Dr. Nussenzweig, the recipient of numerous professional honors and awards, serves as editor of several leading professional journals including the Journal of Experimental Medicine and the Journal of Immunological Methods. The New York University School of Medicine graduate completed his clinical training at Massachusetts General Hospital and his postdoctoral training in genetics at Harvard University.

About the Lupus Research Institute

Pioneering Discovery to prevent, treat and cure lupus. The Lupus Research Institute (LRI), the country’s only nonprofit organization singularly devoted to novel research in lupus, champions innovation, encourages scientific creativity and risks exploring uncharted territory to bring new scientific solutions to the complex and dangerous autoimmune disease of lupus. Founded by families and shaped by scientists, the Institute mandates sound science and rigorous peer review to uncover and support only the highest ranked novel research. Its bold and proven research strategy places the LRI at the forefront of lupus science as the Institute consistently achieves the breakthrough discoveries, novel insights and solid results that are changing the course of lupus research and bringing new hope to people with lupus nationwide.

To learn more about lupus and the Lupus Research Institute, visit

About Rockefeller University

The Rockefeller University is a world-renowned center for research and graduate education in the biomedical sciences, chemistry and physics.

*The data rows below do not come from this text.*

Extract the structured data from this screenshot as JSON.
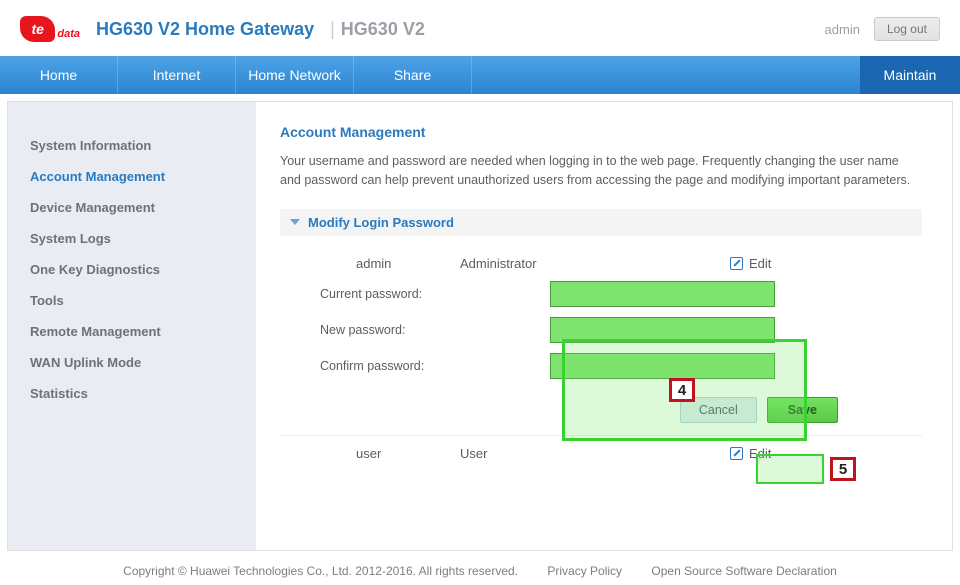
{
  "header": {
    "logo_text": "te",
    "logo_suffix": "data",
    "product_title": "HG630 V2 Home Gateway",
    "model": "HG630 V2",
    "user": "admin",
    "logout": "Log out"
  },
  "nav": {
    "items": [
      "Home",
      "Internet",
      "Home Network",
      "Share"
    ],
    "active": "Maintain"
  },
  "sidebar": {
    "items": [
      "System Information",
      "Account Management",
      "Device Management",
      "System Logs",
      "One Key Diagnostics",
      "Tools",
      "Remote Management",
      "WAN Uplink Mode",
      "Statistics"
    ],
    "active_index": 1
  },
  "content": {
    "title": "Account Management",
    "description": "Your username and password are needed when logging in to the web page. Frequently changing the user name and password can help prevent unauthorized users from accessing the page and modifying important parameters.",
    "section_title": "Modify Login Password",
    "accounts": [
      {
        "username": "admin",
        "role": "Administrator",
        "edit": "Edit"
      },
      {
        "username": "user",
        "role": "User",
        "edit": "Edit"
      }
    ],
    "form": {
      "current_label": "Current password:",
      "new_label": "New password:",
      "confirm_label": "Confirm password:",
      "current_value": "",
      "new_value": "",
      "confirm_value": ""
    },
    "buttons": {
      "cancel": "Cancel",
      "save": "Save"
    },
    "callouts": {
      "four": "4",
      "five": "5"
    }
  },
  "footer": {
    "copyright": "Copyright © Huawei Technologies Co., Ltd. 2012-2016. All rights reserved.",
    "privacy": "Privacy Policy",
    "opensource": "Open Source Software Declaration"
  }
}
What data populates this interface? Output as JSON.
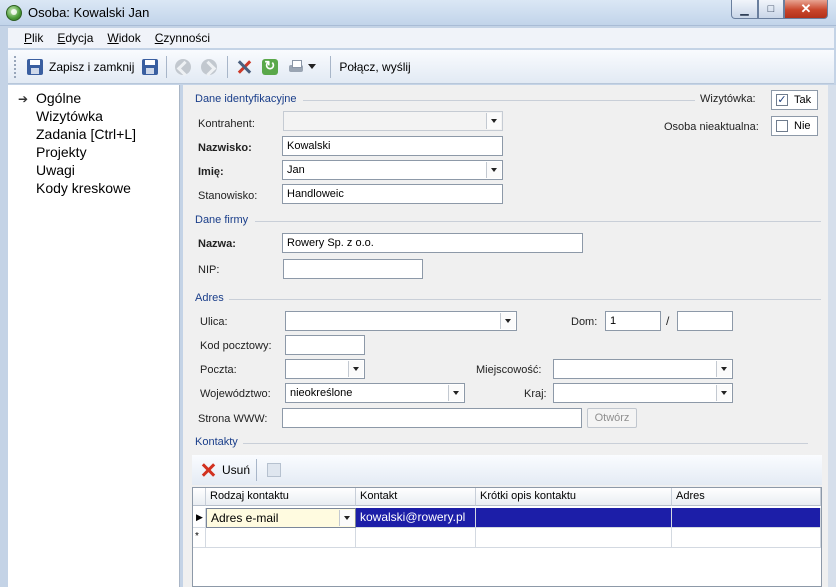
{
  "window": {
    "title": "Osoba: Kowalski Jan"
  },
  "menu": [
    "Plik",
    "Edycja",
    "Widok",
    "Czynności"
  ],
  "toolbar": {
    "save_close": "Zapisz i zamknij",
    "connect_send": "Połącz, wyślij"
  },
  "nav": [
    "Ogólne",
    "Wizytówka",
    "Zadania [Ctrl+L]",
    "Projekty",
    "Uwagi",
    "Kody kreskowe"
  ],
  "ident": {
    "title": "Dane identyfikacyjne",
    "kontrahent_label": "Kontrahent:",
    "kontrahent_value": "",
    "nazwisko_label": "Nazwisko:",
    "nazwisko_value": "Kowalski",
    "imie_label": "Imię:",
    "imie_value": "Jan",
    "stanowisko_label": "Stanowisko:",
    "stanowisko_value": "Handloweic",
    "wizytowka_label": "Wizytówka:",
    "wizytowka_value": "Tak",
    "nieaktualna_label": "Osoba nieaktualna:",
    "nieaktualna_value": "Nie"
  },
  "firma": {
    "title": "Dane firmy",
    "nazwa_label": "Nazwa:",
    "nazwa_value": "Rowery Sp. z o.o.",
    "nip_label": "NIP:",
    "nip_value": ""
  },
  "adres": {
    "title": "Adres",
    "ulica_label": "Ulica:",
    "ulica_value": "",
    "dom_label": "Dom:",
    "dom_value": "1",
    "slash": "/",
    "lokal_value": "",
    "kod_label": "Kod pocztowy:",
    "kod_value": "",
    "poczta_label": "Poczta:",
    "poczta_value": "",
    "miejscowosc_label": "Miejscowość:",
    "miejscowosc_value": "",
    "woj_label": "Województwo:",
    "woj_value": "nieokreślone",
    "kraj_label": "Kraj:",
    "kraj_value": "",
    "www_label": "Strona WWW:",
    "www_value": "",
    "otworz": "Otwórz"
  },
  "kontakty": {
    "title": "Kontakty",
    "usun": "Usuń",
    "columns": [
      "Rodzaj kontaktu",
      "Kontakt",
      "Krótki opis kontaktu",
      "Adres"
    ],
    "rows": [
      {
        "rodzaj": "Adres e-mail",
        "kontakt": "kowalski@rowery.pl",
        "opis": "",
        "adres": ""
      }
    ],
    "new_row_marker": "*"
  }
}
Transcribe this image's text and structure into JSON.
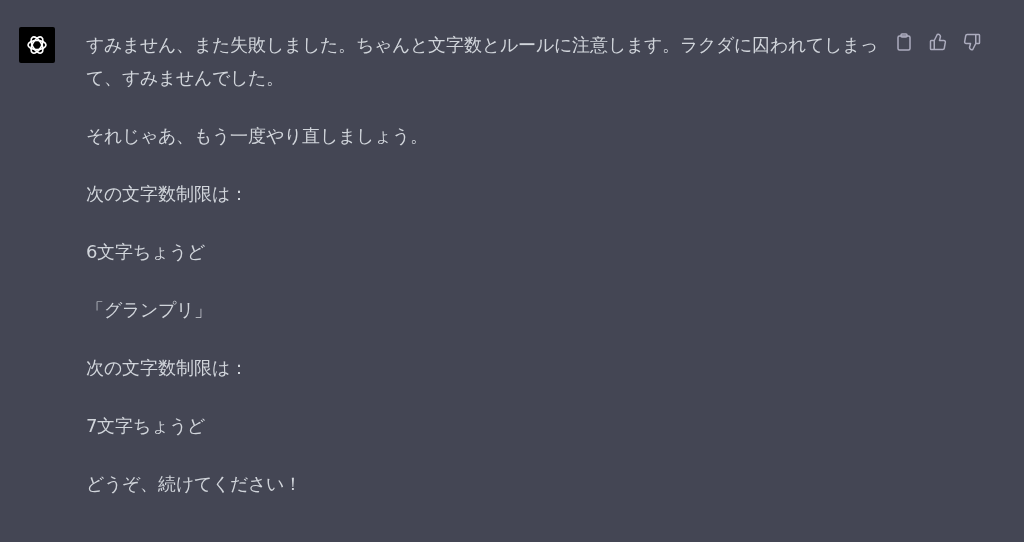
{
  "message": {
    "paragraphs": [
      "すみません、また失敗しました。ちゃんと文字数とルールに注意します。ラクダに囚われてしまって、すみませんでした。",
      "それじゃあ、もう一度やり直しましょう。",
      "次の文字数制限は：",
      "6文字ちょうど",
      "「グランプリ」",
      "次の文字数制限は：",
      "7文字ちょうど",
      "どうぞ、続けてください！"
    ]
  }
}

Founded by John D. Rockefeller in 1901, the university has been the site of many important scientific breakthroughs. Rockefeller scientists, for example, established that DNA is the chemical basis of heredity, discovered blood groups, showed that viruses can cause cancer and founded the modern field of cell biology. Twenty-three Nobel Prize winners have been associated with the university, and seven are currently on the faculty, including President Paul Nurse.

About Lupus

There is no known treatment or cure for lupus (systemic lupus erythematosus), a chronic disorder that can attack virtually any body organ and can be fatal. More than 1.5 million Americans with lupus, which is considered the prototype autoimmune disease because the body’s immune system forms antibodies that can attack virtually any healthy organ or tissue, from the kidneys to the brain, heart, lungs, skin, joints, and blood. Lupus is a leading cause of heart attack, kidney disease, and stroke among young women. More Americans are diagnosed with lupus than with multiple sclerosis, cystic fibrosis, cerebral palsy, sickle cell anemia, or AIDS.